What’s new in the industry this week:

1. Changing and accelerating mobile technology is changing the way we work—when, where, and on what devices. See what ELC executives had to are saying about the future of mobile: http://bit.ly/1t5EIxy

2. As governments continue try to cut costs and improve economies, cloud computing has proved to be an effective and reliable data management solution for those struggling areas: http://bit.ly/WhhcCR

3. The best ECM solutions may not definitively solve problems, but are flexible and able to continuously shift to fit an organization’s changing needs: http://bit.ly/1qAvlpU

4. Dedicated Apple users are highly anticipating next week’s official iPhone 6 announcement. Here’s why the new phone and iOS 8 could be a huge hit with enterprise users working in BYOD environments: http://zd.net/1xgZelj

Don’t miss these upcoming events:

Our Director of Marketing, Jackie Risley, will be hosting a webinar with The Institute of Financial Operations on 9/23, discussing AP automation and analytics. Don’t miss it! Register here: 

Don’t miss us at the IOFM AP Conference West October 26-28 in Las Vegas, Nevada! Attend and learn how FileBound can revolutionize invoice processing.
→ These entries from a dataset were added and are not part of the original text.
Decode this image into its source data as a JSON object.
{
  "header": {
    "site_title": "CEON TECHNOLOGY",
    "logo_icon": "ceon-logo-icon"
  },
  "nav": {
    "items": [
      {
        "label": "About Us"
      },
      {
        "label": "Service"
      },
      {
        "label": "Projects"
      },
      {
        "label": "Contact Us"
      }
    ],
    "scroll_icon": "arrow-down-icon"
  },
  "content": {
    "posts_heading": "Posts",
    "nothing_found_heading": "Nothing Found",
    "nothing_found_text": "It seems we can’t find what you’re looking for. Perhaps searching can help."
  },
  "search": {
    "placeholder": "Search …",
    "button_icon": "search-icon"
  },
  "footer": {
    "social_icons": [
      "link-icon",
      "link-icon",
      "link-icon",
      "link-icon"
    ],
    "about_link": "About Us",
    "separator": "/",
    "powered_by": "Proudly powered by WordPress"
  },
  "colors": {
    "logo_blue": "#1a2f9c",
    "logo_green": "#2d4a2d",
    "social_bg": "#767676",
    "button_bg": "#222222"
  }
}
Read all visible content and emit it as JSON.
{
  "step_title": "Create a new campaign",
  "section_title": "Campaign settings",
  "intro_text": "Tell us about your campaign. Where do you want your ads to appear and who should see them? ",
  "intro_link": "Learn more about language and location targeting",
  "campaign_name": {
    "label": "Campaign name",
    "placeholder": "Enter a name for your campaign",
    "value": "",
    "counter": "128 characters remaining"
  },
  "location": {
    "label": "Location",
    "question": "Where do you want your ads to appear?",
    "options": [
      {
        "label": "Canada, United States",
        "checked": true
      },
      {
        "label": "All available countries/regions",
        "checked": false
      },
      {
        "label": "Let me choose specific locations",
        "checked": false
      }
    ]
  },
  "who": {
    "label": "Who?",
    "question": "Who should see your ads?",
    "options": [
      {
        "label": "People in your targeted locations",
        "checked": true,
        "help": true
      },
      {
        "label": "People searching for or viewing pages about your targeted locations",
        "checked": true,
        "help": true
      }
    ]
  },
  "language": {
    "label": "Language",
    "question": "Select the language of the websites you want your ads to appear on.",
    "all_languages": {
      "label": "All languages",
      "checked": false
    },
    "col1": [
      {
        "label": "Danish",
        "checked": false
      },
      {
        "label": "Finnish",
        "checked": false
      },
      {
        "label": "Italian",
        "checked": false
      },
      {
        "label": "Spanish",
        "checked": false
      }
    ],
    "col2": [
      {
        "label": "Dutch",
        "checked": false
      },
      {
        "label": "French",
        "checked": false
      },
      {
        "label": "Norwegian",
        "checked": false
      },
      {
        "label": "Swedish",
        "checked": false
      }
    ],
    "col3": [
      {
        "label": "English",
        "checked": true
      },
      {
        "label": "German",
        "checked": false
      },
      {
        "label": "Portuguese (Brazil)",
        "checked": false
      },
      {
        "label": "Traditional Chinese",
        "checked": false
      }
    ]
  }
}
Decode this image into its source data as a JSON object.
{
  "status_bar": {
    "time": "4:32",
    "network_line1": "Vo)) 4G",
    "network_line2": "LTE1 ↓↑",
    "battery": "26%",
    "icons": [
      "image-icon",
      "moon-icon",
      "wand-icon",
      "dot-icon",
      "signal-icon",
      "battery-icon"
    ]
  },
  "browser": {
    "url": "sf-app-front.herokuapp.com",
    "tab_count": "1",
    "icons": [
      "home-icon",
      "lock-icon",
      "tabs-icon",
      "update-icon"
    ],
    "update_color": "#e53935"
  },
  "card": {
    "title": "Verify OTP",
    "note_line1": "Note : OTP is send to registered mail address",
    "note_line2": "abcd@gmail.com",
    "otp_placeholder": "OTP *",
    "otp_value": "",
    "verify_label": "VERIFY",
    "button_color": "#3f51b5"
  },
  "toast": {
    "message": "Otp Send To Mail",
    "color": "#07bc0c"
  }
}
Mark your calendars for April 27-30, 2015, and attend the second annual Upland User Conference! The FileBound team will be there in Lake Buena Vista, Fla., at Disney’s Beach and Yacht Club with the rest of the Upland Software family.